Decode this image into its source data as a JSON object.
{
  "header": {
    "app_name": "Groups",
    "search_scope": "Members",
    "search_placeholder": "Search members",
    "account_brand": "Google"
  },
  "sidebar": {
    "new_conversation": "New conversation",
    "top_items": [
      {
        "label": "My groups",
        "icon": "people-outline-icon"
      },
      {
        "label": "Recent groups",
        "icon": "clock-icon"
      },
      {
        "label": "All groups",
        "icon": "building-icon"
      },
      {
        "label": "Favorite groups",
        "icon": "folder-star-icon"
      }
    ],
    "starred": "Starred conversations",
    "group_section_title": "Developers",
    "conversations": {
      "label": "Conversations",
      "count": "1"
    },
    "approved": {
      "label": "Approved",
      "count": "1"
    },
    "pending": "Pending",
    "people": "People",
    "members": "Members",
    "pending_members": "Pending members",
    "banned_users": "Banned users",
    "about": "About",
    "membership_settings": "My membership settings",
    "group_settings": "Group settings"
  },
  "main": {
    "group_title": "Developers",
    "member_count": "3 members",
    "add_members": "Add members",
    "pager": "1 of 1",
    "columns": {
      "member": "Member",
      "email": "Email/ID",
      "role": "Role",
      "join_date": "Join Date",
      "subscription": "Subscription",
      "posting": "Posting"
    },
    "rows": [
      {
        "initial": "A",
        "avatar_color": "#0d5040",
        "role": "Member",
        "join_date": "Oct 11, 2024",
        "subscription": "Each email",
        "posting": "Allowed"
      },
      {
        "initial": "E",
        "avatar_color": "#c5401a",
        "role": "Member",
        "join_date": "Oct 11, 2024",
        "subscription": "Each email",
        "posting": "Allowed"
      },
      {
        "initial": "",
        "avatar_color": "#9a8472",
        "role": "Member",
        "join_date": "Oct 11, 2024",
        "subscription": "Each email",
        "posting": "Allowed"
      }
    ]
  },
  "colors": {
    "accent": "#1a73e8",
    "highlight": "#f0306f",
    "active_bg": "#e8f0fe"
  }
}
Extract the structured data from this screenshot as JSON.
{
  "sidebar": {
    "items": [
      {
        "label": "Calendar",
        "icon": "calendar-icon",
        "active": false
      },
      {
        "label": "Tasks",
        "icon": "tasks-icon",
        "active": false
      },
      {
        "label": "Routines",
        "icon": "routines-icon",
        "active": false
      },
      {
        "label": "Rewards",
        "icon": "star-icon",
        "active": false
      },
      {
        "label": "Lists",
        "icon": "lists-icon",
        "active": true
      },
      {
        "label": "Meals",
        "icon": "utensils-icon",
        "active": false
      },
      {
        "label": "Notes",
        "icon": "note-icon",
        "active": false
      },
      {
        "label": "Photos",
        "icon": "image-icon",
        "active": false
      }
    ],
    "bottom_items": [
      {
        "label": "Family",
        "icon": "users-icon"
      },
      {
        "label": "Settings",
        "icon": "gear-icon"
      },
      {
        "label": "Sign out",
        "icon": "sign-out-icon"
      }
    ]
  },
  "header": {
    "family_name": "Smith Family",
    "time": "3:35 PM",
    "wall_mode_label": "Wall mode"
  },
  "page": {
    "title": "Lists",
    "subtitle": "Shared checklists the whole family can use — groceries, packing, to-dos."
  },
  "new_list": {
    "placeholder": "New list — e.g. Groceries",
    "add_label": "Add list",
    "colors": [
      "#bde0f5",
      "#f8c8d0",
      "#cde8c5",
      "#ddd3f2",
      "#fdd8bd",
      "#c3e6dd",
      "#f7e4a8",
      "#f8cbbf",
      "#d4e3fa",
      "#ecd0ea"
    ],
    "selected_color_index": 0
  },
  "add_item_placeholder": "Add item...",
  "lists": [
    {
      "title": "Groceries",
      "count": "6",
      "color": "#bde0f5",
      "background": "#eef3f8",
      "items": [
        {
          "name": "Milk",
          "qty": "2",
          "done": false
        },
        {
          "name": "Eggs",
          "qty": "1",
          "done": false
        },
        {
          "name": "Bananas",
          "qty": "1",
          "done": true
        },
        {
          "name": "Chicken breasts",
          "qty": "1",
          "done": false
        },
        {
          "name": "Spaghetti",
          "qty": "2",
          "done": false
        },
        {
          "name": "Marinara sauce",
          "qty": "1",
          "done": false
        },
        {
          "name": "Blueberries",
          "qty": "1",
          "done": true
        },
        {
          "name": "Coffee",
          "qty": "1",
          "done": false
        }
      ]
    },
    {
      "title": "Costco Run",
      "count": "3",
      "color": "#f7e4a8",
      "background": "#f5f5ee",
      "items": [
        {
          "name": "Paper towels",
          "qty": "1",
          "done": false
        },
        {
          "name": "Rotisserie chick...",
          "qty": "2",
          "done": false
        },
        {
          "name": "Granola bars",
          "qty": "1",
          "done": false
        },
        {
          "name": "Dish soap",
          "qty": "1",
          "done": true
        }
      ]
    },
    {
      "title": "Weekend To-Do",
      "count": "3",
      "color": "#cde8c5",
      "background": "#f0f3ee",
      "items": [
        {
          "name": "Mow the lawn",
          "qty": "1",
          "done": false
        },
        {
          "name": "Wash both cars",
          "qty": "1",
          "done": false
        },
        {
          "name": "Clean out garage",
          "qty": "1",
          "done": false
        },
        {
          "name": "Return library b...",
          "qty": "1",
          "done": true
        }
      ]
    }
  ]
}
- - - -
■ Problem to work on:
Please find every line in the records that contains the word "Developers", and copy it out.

■ Exercise solution:
    "group_section_title": "Developers",
    "group_title": "Developers",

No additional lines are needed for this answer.